There is no evidence backing up the claim that the Russian intelligence service hacked the DNC and Podesta that has been presented to the American people. The FBI did not conduct a forensic examination of the computers of either the DNC or of Podesta. The belief that the Russians did it is based on an independent firm, Crowdstrike’s examination of the DNC emails. Moreover, the release of Podesta’s emails had little to no effect on the election, while the Comey on-and-off-and on again investigation into Hillary Clinton’s emails were certainly damaging to her electoral chances.
The larger point is that Democrats have convinced themselves that getting rid of Trump justifies throwing pasta (or any other sticky substance) at the wall to see what sticks. And that is what is happening with the “all Russia, all the time” hearings in the House and Senate.
An important subtext to this whole Russian conspiracy theory is the insistence that the Trump campaign colluded with Vladimir Putin to sabotage Hillary’s campaign. That is repeated endlessly on the cable channels, and has become an article of faith to many Americans, especially Democrats. But, a few meetings do not create collusion. Possibly the intelligence community has some proof, but it has not been presented in a form that inspires credibility.
About a month ago, the DOJ appointed a Special Counsel to ferret out what is real from what is fake in the allegations about Russiagate, from hacks to collusion.
Let’s hope that he gets to the bottom of the story.
In the meantime, stay focused on the potential damage that Messrs. Trump, McConnell and Ryan are trying to do, from the gutting of Dodd-Frank to passing an Obamacare replacement that hurts many Americans.
Now for a tune. The Beatles’ “Back in the USSR” was released in 1968. It was intended to be a parody of “Back in the USA” by the Beach Boys. The song shocked many at the time for its pro-Soviet message. Years later, Paul McCartney stated he knew very little about the Soviet Union when he wrote the song. Here is McCartney doing the song live in Moscow’s Red Square:

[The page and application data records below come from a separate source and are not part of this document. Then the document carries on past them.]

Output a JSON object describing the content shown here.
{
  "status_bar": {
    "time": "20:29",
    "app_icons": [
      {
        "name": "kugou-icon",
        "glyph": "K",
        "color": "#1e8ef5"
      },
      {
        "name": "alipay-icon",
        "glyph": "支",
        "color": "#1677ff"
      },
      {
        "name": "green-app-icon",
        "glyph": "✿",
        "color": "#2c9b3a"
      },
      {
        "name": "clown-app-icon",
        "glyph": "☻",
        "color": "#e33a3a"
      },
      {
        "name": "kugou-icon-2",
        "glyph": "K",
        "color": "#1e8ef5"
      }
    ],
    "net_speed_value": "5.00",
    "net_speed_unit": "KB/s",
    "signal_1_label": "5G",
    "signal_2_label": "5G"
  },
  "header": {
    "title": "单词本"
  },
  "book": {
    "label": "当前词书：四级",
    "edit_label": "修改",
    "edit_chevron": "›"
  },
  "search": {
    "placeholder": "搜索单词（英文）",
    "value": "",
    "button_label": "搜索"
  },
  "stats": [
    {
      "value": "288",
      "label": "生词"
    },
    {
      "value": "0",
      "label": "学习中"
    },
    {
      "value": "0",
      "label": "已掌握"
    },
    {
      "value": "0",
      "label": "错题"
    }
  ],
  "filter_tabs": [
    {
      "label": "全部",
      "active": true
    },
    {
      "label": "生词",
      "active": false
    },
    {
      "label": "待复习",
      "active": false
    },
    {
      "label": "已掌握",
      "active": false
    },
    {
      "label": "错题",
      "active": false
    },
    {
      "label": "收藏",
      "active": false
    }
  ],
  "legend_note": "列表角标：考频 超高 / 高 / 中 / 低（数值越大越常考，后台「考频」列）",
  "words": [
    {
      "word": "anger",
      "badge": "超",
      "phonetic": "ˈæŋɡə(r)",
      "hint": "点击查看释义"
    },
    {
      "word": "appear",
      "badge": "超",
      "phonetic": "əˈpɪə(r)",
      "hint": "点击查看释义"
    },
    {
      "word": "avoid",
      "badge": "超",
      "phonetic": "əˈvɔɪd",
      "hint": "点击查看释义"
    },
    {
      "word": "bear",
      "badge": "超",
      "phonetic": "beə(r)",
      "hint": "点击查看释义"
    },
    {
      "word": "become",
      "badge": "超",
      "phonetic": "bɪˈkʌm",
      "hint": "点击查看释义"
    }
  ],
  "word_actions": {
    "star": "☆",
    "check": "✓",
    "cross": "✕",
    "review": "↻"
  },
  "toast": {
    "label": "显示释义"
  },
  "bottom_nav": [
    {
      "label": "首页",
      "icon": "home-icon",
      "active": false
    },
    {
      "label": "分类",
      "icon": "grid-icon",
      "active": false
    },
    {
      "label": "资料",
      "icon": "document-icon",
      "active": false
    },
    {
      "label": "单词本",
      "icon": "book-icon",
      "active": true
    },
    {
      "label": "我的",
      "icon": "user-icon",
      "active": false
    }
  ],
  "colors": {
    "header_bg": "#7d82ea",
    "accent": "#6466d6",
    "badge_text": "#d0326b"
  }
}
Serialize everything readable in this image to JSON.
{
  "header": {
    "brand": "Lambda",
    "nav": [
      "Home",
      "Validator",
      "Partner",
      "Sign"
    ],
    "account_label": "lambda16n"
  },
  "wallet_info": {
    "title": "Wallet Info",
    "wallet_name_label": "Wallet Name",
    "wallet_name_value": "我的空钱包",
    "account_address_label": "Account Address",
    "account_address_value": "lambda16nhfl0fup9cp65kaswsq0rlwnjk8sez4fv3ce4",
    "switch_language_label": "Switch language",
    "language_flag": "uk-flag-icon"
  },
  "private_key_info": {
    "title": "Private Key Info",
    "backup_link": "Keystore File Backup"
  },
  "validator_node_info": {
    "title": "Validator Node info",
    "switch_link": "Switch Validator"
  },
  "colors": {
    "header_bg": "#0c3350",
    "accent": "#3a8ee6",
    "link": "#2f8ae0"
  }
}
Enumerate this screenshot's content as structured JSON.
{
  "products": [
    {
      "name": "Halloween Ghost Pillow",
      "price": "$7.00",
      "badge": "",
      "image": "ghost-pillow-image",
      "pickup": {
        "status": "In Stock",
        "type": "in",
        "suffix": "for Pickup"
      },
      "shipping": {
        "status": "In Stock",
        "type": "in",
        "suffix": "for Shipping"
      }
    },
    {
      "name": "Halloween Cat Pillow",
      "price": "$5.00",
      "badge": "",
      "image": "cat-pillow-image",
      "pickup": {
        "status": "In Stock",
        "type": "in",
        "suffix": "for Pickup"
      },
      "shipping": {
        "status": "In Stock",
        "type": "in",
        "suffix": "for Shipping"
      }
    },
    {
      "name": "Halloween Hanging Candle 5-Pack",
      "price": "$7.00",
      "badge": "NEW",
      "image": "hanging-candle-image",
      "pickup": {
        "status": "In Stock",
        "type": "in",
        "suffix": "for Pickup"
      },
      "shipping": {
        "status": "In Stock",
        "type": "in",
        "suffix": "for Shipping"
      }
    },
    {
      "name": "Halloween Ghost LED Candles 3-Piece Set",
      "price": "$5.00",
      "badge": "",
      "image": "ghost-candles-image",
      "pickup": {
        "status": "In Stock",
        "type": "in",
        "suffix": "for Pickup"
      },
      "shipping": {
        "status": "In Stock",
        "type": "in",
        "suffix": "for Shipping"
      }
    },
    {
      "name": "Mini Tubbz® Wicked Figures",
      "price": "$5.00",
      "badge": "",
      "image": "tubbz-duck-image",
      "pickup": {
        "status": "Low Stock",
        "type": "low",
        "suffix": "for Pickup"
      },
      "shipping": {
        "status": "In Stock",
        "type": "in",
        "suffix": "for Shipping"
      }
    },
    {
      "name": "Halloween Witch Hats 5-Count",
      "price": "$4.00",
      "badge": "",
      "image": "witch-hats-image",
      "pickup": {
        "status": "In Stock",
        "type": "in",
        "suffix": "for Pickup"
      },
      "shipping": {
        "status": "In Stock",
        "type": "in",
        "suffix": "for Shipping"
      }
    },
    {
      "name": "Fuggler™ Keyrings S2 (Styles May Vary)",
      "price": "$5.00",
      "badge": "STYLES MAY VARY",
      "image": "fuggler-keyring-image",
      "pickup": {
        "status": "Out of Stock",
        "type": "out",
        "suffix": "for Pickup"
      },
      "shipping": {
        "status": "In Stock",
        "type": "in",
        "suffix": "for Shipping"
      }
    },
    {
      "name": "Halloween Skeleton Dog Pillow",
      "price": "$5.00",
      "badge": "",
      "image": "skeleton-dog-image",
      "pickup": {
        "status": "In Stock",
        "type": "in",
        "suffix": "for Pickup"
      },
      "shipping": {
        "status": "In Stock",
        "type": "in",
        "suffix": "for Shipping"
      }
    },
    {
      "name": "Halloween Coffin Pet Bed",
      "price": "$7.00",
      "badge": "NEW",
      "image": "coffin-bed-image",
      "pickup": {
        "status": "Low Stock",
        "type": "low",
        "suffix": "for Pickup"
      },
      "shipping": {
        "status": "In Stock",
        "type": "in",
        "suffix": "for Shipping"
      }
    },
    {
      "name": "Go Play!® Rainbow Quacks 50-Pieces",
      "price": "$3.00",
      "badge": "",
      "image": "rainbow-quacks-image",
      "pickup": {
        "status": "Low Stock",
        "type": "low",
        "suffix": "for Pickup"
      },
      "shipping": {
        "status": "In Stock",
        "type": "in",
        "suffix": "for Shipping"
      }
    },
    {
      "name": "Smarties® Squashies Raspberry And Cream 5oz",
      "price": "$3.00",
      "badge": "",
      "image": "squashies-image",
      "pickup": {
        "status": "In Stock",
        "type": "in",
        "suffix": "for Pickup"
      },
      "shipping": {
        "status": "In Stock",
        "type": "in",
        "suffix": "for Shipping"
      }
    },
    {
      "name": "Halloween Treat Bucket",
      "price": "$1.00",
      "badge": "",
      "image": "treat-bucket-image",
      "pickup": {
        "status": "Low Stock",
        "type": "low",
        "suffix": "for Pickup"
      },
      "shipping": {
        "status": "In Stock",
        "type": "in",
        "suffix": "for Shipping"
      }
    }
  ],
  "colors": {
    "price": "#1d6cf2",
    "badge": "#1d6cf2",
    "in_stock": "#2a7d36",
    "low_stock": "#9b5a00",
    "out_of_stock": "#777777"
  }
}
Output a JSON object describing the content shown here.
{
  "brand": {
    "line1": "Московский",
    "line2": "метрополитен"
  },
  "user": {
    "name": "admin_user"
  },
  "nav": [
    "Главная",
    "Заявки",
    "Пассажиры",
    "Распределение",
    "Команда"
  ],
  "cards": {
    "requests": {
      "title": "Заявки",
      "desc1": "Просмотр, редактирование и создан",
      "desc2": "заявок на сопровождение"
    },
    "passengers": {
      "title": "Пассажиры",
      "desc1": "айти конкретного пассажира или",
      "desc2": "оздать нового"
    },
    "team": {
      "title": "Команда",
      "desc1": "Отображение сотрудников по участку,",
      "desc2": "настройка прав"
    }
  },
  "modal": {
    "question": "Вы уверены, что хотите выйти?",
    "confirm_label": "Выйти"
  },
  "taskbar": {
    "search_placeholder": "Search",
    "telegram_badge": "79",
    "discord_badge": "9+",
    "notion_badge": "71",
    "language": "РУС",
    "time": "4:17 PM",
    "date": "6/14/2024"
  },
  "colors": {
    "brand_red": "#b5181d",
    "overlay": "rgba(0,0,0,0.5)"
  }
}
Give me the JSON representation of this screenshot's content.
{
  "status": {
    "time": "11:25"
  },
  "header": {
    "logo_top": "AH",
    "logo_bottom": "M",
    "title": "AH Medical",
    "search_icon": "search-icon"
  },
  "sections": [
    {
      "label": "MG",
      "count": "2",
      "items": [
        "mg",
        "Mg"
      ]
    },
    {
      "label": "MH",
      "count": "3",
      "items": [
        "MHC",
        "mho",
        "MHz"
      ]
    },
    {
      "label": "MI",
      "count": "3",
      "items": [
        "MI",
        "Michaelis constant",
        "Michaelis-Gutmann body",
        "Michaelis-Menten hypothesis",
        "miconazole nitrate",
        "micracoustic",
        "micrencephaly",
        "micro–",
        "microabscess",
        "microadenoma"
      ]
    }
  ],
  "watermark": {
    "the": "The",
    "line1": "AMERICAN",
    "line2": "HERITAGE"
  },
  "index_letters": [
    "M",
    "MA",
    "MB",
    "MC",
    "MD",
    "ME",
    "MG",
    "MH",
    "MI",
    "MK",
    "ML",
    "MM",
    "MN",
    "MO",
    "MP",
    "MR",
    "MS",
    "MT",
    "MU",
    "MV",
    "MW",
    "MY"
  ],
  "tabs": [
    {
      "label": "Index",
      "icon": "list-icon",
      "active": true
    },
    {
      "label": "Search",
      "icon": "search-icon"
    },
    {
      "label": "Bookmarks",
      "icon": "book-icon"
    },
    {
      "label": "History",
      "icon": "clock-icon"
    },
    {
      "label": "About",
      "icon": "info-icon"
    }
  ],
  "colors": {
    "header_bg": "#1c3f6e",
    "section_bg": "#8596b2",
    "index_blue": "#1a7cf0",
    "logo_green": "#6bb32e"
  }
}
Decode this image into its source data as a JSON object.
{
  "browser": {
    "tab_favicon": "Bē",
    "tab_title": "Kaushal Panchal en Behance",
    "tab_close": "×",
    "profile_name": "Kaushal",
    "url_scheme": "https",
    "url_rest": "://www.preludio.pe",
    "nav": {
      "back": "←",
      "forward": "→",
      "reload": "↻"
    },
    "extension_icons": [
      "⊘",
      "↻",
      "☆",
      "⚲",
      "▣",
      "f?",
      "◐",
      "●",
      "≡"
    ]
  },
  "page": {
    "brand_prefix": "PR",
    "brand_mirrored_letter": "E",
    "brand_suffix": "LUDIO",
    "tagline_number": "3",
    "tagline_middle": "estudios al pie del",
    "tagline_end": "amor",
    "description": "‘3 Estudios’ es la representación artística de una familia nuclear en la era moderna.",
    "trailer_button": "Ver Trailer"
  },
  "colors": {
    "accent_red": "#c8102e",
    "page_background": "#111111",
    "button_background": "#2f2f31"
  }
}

Note Putin vaguely rocking @ 0:14
Those who read the Wrongologist in email can view the video here.
Re: The Trump severed head “joke”: Kathy Griffin isn’t funny, and this wasn’t a joke. Here’s the problem with what Griffin did: A joke has to be funny, and this simply wasn’t. The only message you can take from her severed Trump head photo is: “look at me, I’m Kathy Griffin!” Griffin is getting what she deserves for putting her desire for attention ahead of everything else.
Yes, she has the right to produce the image, but that doesn’t mean it has to be accepted by the rest of us. If you mimic what ISIS does to their victims, you deserve to lose your job on CNN. She needs to grow up; CNN did the right thing.
On to cartoons. Quite the week for climate change drama. Trump’s action on Paris could have been inspired by the Saudi sword dance, but it is it different than Griffin’s?
Trump said he was elected to represent Pittsburgh, not Paris. Trump lost Pittsburgh to Clinton, and Pittsburg’s mayor says the city will follow the Paris Accords. But, in Trump speak:
Trump seems intent on completely eradicating the Obama legacy:
The news about back-channel communications with Russia leads to Jared Kushner:
The medicine in Trumpcare II is no better than in Trumpcare I:
(Wrongo and Ms. Oh So Right are heading to Europe today. We will be gone for 10 days, so blogging may be sparse. Please keep America great while we are away.)
Happy Mother’s Day to all. A few more thoughts about BLOTUS (Big Liar of the US): Not only does he have the worst approval ratings of any president at this point in his term, but he’s also incapable of moving the needle of public opinion toward his positions. Ironically, for all of Trump’s sycophants’ talk that Trump’s words ARE his actions, his tweets and public pronouncements are making his positions more unpopular.